**TASK DESCRIPTION:**
Each line below that holds the word "Skills" counts once; state the total number of such lines and nothing else.

Recorded data
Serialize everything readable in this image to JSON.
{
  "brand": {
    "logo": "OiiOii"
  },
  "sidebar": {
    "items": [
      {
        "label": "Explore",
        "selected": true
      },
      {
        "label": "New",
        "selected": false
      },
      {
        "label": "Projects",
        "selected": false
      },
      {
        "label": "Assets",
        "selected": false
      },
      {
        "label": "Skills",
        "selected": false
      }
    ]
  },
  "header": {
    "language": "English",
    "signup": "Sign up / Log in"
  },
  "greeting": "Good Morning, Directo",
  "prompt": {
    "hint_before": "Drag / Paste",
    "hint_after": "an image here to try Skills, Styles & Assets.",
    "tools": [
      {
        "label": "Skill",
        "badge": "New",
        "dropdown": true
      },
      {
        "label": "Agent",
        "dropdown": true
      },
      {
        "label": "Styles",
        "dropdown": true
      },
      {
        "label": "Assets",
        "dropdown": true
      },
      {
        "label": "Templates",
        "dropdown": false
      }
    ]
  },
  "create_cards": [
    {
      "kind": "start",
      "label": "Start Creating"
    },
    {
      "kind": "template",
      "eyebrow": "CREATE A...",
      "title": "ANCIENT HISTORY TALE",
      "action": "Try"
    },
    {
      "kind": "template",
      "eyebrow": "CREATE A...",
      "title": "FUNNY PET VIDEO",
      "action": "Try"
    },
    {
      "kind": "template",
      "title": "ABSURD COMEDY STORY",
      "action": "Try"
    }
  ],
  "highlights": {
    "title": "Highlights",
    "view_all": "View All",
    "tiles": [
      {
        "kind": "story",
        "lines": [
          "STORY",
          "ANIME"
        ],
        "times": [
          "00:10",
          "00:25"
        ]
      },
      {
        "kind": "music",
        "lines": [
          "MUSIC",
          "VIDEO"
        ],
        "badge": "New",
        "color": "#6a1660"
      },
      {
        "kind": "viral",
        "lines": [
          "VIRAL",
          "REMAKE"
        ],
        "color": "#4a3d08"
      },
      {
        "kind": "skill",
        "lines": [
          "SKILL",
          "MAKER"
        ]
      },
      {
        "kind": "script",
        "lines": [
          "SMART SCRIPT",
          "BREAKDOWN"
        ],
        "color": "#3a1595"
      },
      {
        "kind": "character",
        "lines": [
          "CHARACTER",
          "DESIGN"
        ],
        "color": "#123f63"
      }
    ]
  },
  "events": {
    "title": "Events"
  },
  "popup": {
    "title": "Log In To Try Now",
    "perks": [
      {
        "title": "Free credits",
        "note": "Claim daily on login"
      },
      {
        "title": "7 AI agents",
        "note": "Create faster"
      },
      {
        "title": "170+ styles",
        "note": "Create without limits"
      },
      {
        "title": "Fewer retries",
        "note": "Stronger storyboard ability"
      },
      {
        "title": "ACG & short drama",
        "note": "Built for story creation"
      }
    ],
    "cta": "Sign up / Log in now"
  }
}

**FINISHED TASK:**
2